“We don’t do a lot of shtick,” says Hauser. “We’ve got bits like ‘Capitol Greatest Hits’ and ‘Quote of the Week’ and we do truth tests on political ads. But otherwise, as the half hour it is now, we want to be careful to cover the important issues.”
The conversation should be about peeling away message-speak, freely expressing doubt at specific statements and demanding facts. The value of so many of these shows as they are formatted is diminished by the predictable, droning talking points of public officials and civic leaders challenged by only the most genteel rebukes for vagueness, inaccuracy or, heaven forbid, “lying.”
No one doubts an audience exists for courteous civil discourse, just as no one should doubt an audience for something a bit sharper and fresher.
The first Kessler-Murphy “Campaign 2016” featured an in-studio chat with Sixth District Rep. Tom Emmer, a facile character and former talk-radio host who’s well-equipped for a little political jujitsu. The bulk of the seven minute interview was given over to his defense of Trump’s apparatus here in Minnesota and his view of the economy (hint: terrible), vis a vis the number of startup businesses and community banks. It was stump speech stuff gotten lost in the deep weeds, to the point that when he started quoting “the Kauffman Index,” Kessler cracked: “My head’s about to explode.”
Exactly. A litmus test for new vs. old school political chat is the willingness of the host to cut off the guest and say something like, “You’ve completely lost me here.” Or, “That wasn’t my question.”
Or even: “I’m sorry, but that isn’t remotely true.”
For her part, Murphy, the more intense presence of the ‘CCO duo, says she too is jazzed for a shot at doing something she lives and breathes, outside of the Sunday morning hibernaculum. “I think Pat and I work well together,” she says. “We share a cubicle in the newsroom and we talk and argue about this stuff all the time,” adding that she’s entirely comfortable kicking stuff back and forth with him and him alone on air as opposed to requiring the presence of “an expert” to accredit the conversation.

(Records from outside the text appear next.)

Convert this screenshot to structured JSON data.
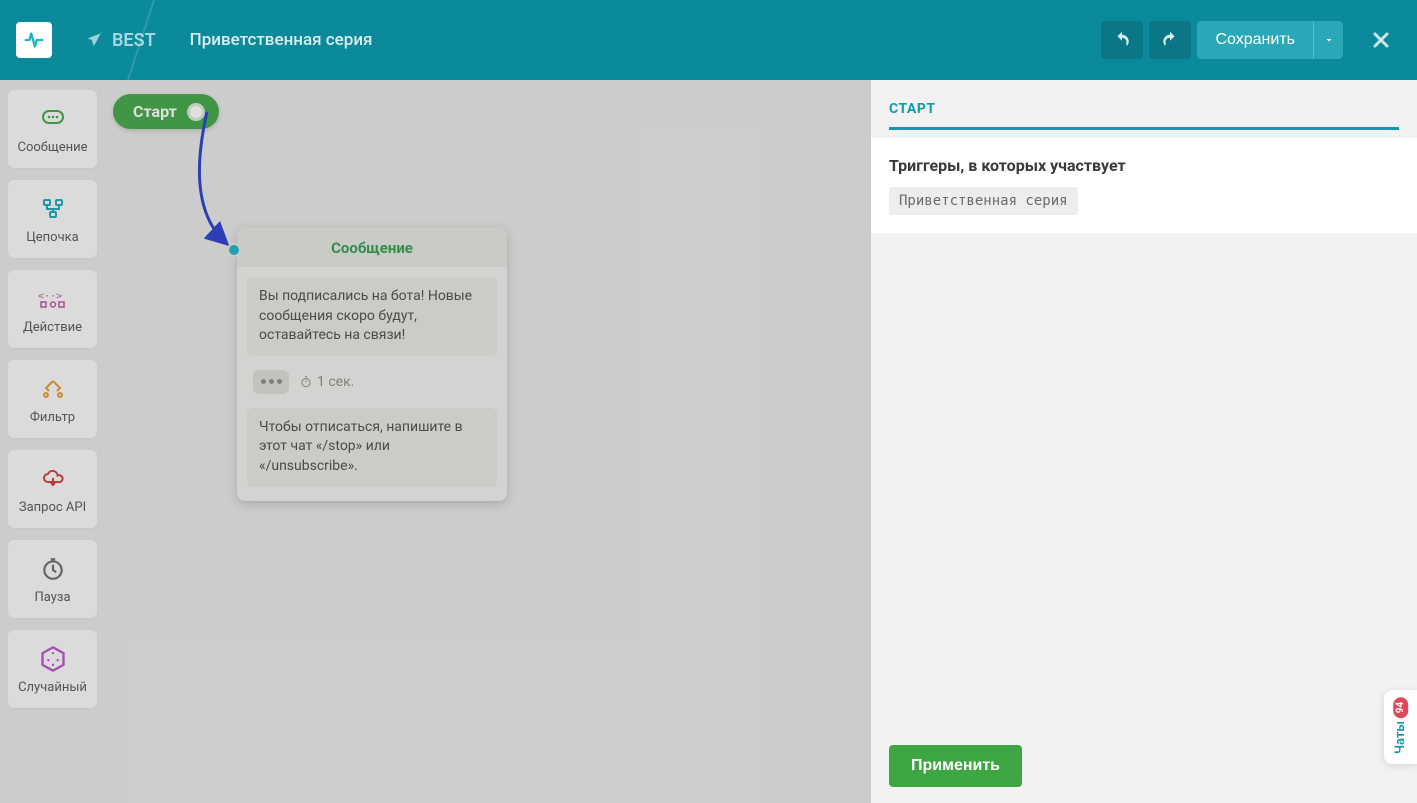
{
  "header": {
    "bot_name": "BEST",
    "flow_title": "Приветственная серия",
    "save_label": "Сохранить"
  },
  "toolbox": {
    "items": [
      {
        "label": "Сообщение",
        "color": "#3fa644"
      },
      {
        "label": "Цепочка",
        "color": "#17a7bb"
      },
      {
        "label": "Действие",
        "color": "#c44da6"
      },
      {
        "label": "Фильтр",
        "color": "#e69b2a"
      },
      {
        "label": "Запрос API",
        "color": "#d13a3a"
      },
      {
        "label": "Пауза",
        "color": "#6a6a6a"
      },
      {
        "label": "Случайный",
        "color": "#b94fc9"
      }
    ]
  },
  "canvas": {
    "start_label": "Старт",
    "message_card": {
      "title": "Сообщение",
      "bubble1": "Вы подписались на бота! Новые сообщения скоро будут, оставайтесь на связи!",
      "typing_delay": "1 сек.",
      "bubble2": "Чтобы отписаться, напишите в этот чат «/stop» или «/unsubscribe»."
    }
  },
  "right_panel": {
    "tab_label": "СТАРТ",
    "section_title": "Триггеры, в которых участвует",
    "trigger_chip": "Приветственная серия",
    "apply_label": "Применить"
  },
  "chat_tab": {
    "badge": "94",
    "label": "Чаты"
  }
}
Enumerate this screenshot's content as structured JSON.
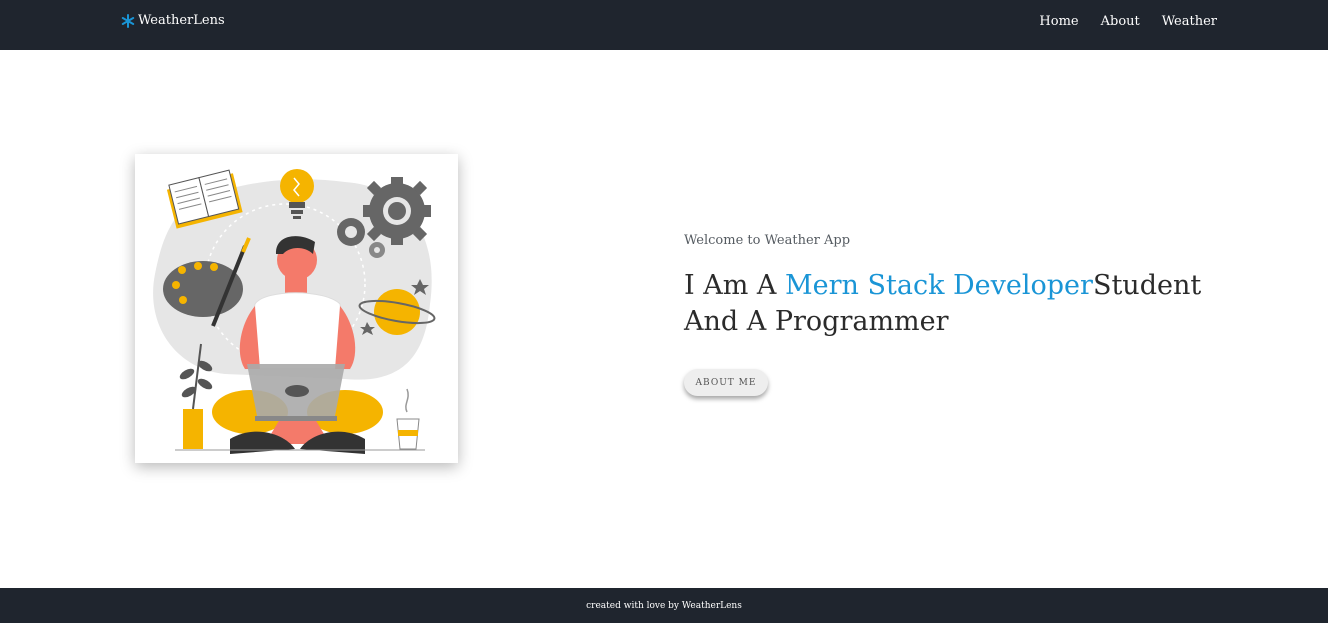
{
  "navbar": {
    "brand": "WeatherLens",
    "brand_icon": "snowflake-icon",
    "links": [
      "Home",
      "About",
      "Weather"
    ]
  },
  "hero": {
    "welcome": "Welcome to Weather App",
    "headline_prefix": "I Am A ",
    "headline_accent": "Mern Stack Developer",
    "headline_suffix": "Student And A Programmer",
    "button": "ABOUT ME"
  },
  "footer": {
    "text": "created with love by WeatherLens"
  },
  "colors": {
    "navbar": "#1f252e",
    "accent": "#1a95d6",
    "illustration_yellow": "#f5b400",
    "illustration_coral": "#f47a6a"
  }
}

And in fact, the first show’s best moments — Kessler jokingly promises it’ll get better every week — was the third segment when the two alone broke down, graded and commented on political ads, one that national Democrats are running against Eric Paulsen in the Third District and another that Republicans are running against Rick Nolan up in the Eighth Congressional District. (Neither got good marks for their factual qualities.)
With 30-plus years of experience each, Kessler and Murphy don’t need an “expert” to help them talk politics. What they do need is the power to play judge and jury on the guests who appear on the show to reinvigorate a format that on a local level has turned hoary and kind of gray.
If they could lead that kind of evolution, ‘CCO would be providing a bona fide public service to run “Campaign 2016” indefinitely — or at least bring it back for the legislative session.